Flower Couture

The Beginning of Flower Garments

Flower garments and outfits are as old as the single fig leave worn by Adam and Eve.  Grass skirts were worn by many island inhabitants and today it forms part of their traditional costume. Hawaii has the Hula costume made from grass and in Fiji the Liku made from Hibiscus or root fibres are worn by both men and woman. Many African cultures use skirts, outfits and accessories made from grass and flora for ritual purposes. As for us, we used it for the creation of extreme beauty and luxury.

As flower decorators, we believe in challenging our creative abilities to the extreme. We have always been interested and tempted by the utmost and the impossible. Green couture came up in the form of a fantasy many times during discussions.

The images of flower dresses and accessories inspired our minds.


The original French meaning for couture is ‘sewing’, however in various languages it indicates quality, exclusivity, brilliance, top-of- range, designer-like attributes… the ‘Moët & Chandon Collection’ is all of that, and more
Franz Grabe
Flower Couture

Judith Sephuma


The romance of flowers seduces female sentiments on all levels. It speaks to the greatest fantasies of women and evoke extreme desires, impossible luxury and beauty. Women own the divine right to vanity and flower dresses fit perfectly into this realm of femininity and desire.
Entering the world of fantasy we come across the flower garments of fairies and elves. From childhood little girls are seduced by the impossible dream of floral garments and flower accessories. Children make flower crowns and daisy chains to play and dream with, and so we took the dream to reality, we made the impossible possible.

We dare to drain the imagination into desire and ultimate luxury. We speak directly to the secret fantasies and timeless femininity.
That is why it is extremely difficult to produce green garments and flower couture for their counterparts commonly known as: MEN

The Moët & Chandon Collection

We were invited by fashion designer Marianne Fassler to dress mannequins in dried botanicals and flowers, and the public’s reaction was phenomenal. At the same time, we were getting involved with Lucilla Booyzen from SA Fashion Week, supplying her with floral décor and flower installations for her events. We did an exhibition of mannequins for her and she mentioned a runway show – her suggestion confronted us with the extreme temptation, our wildest fantasies, and the destroyer of all creativity: FEAR.

We spoke to Alison Gregg Public Relations and offered a live show before considering the reality of the project.

We entered this domain without a clue on how to do it or how to begin with the very basics of any flower garment or floral dress. When Alison introduced us to our sponsor Moët & Chandon we pretended that we have done this before and the race to success was on!

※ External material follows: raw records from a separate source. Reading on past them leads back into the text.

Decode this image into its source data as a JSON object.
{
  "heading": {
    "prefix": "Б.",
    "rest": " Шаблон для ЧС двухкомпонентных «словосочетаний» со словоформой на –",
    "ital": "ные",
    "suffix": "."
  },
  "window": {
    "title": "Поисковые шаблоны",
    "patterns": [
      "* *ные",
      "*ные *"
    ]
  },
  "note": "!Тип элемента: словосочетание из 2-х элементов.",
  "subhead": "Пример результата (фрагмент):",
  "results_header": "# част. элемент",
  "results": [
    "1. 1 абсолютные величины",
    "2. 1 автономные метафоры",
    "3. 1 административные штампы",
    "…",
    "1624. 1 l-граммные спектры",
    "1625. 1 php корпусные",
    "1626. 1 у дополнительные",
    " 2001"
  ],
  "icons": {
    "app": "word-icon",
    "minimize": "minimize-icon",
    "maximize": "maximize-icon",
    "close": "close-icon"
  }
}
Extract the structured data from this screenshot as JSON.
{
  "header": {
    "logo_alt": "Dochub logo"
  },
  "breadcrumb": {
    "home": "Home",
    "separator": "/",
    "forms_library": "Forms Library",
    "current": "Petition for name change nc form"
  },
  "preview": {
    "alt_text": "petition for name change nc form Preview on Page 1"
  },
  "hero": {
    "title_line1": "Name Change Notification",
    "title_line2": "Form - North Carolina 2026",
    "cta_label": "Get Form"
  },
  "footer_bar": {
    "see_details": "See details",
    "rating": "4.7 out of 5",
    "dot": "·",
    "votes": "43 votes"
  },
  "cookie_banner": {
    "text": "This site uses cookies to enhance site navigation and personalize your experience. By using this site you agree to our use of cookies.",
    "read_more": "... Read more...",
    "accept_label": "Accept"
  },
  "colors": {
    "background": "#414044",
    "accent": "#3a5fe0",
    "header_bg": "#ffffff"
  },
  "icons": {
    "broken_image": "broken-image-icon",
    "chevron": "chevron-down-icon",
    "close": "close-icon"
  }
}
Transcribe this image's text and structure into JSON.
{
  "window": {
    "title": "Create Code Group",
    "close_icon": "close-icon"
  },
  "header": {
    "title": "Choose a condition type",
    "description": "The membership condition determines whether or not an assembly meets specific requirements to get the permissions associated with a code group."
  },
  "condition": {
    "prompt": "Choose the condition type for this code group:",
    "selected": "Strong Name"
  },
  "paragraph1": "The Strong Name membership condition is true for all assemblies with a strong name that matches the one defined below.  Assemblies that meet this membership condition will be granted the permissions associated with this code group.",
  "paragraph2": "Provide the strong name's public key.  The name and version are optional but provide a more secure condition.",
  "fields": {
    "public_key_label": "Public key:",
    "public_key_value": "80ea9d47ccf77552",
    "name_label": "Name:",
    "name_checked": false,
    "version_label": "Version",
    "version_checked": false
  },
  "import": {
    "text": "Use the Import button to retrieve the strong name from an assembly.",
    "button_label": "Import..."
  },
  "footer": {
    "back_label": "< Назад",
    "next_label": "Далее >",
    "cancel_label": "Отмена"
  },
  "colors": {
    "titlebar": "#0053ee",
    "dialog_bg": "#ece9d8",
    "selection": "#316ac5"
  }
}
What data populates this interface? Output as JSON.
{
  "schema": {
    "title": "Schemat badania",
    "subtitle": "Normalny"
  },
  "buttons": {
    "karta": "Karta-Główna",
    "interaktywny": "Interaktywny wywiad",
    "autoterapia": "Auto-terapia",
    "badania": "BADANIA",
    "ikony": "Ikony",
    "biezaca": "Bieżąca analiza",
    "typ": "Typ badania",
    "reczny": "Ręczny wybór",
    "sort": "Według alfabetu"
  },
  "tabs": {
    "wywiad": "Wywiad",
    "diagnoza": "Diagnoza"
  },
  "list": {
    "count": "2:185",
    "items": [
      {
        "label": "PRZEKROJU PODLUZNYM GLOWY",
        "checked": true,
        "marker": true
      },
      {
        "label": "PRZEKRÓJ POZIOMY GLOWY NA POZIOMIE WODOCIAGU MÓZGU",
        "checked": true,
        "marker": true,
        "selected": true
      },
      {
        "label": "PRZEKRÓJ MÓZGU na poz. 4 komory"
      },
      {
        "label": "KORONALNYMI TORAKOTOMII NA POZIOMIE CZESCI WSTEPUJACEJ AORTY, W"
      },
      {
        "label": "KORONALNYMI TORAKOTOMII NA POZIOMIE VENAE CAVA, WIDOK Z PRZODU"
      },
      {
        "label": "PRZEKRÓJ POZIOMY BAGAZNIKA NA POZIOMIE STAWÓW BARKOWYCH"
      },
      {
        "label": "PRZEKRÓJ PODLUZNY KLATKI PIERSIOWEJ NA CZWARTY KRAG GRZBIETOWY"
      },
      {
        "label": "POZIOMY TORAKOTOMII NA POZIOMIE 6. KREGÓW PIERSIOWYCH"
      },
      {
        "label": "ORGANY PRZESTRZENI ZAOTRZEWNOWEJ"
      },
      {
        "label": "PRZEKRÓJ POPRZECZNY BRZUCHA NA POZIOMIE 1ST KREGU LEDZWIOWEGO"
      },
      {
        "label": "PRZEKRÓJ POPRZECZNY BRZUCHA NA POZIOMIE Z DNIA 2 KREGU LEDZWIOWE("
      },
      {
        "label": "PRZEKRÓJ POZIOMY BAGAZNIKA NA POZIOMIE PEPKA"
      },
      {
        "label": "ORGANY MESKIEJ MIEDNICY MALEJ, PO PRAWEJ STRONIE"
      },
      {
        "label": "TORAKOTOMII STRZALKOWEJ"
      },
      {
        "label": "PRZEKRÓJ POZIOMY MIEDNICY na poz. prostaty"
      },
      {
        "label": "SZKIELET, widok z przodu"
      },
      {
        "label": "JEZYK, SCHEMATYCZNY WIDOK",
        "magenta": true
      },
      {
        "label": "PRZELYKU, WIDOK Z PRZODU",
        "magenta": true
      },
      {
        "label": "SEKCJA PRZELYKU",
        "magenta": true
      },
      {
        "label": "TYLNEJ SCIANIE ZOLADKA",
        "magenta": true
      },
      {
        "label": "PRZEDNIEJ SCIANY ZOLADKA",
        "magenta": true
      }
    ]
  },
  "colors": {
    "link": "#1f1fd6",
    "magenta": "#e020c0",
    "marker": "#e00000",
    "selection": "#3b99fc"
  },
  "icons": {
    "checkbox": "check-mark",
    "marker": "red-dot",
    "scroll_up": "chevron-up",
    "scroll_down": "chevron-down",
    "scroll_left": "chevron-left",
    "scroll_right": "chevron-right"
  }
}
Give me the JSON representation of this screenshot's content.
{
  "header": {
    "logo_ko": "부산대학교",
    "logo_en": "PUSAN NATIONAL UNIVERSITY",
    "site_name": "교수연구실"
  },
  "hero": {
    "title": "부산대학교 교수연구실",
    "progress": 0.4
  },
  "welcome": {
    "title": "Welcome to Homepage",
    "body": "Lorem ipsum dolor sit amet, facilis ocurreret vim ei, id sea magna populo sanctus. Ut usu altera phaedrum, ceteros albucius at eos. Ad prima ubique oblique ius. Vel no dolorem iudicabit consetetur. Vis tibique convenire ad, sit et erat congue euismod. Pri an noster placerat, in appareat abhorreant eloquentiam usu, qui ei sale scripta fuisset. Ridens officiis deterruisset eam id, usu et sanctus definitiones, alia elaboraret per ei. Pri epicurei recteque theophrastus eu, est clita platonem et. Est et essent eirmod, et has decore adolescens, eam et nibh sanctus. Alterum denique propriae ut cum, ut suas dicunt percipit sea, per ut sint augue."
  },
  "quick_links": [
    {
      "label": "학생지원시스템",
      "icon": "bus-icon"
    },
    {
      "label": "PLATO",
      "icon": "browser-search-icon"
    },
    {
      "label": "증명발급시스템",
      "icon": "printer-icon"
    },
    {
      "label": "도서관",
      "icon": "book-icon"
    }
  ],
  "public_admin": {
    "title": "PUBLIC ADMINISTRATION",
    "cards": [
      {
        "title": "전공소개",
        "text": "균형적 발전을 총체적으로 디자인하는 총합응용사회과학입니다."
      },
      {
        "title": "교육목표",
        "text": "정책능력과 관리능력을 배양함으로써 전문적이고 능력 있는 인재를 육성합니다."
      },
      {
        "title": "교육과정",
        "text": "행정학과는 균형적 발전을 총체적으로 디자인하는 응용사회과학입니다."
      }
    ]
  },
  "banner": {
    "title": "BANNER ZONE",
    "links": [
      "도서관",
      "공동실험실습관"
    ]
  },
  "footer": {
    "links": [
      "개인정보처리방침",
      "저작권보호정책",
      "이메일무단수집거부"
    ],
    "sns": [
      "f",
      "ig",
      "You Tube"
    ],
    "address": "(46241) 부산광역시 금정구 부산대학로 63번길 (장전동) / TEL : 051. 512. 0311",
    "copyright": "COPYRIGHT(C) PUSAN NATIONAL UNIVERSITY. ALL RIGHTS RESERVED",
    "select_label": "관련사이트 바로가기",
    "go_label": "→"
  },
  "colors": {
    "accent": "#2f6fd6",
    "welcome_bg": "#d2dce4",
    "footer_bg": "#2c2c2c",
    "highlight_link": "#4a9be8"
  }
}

The Moët & Chandon collection went down the runway with spectacular success and international acclaim!

Gallery - SA Fashion Week 2006

critic’s reviews

What does the critics say?

"The ‘Moët & Chandon Collection’ is an international first in fashion and it is both exciting and appropriate that Style plays a key role.”
Naomi Larkin
Style editor
"I am ecstatic about the collection. It is the first at the Fashion Week and in the world. It will be showing abroad representing a first the world of fashion out of South Africa”
Dion Chang
SAFW Director
"Franz Gräbe stole the show on Thursday night with his breathtaking Moët & Chandon floral couture collection”
Lesley Mofokeng
Sunday Times Online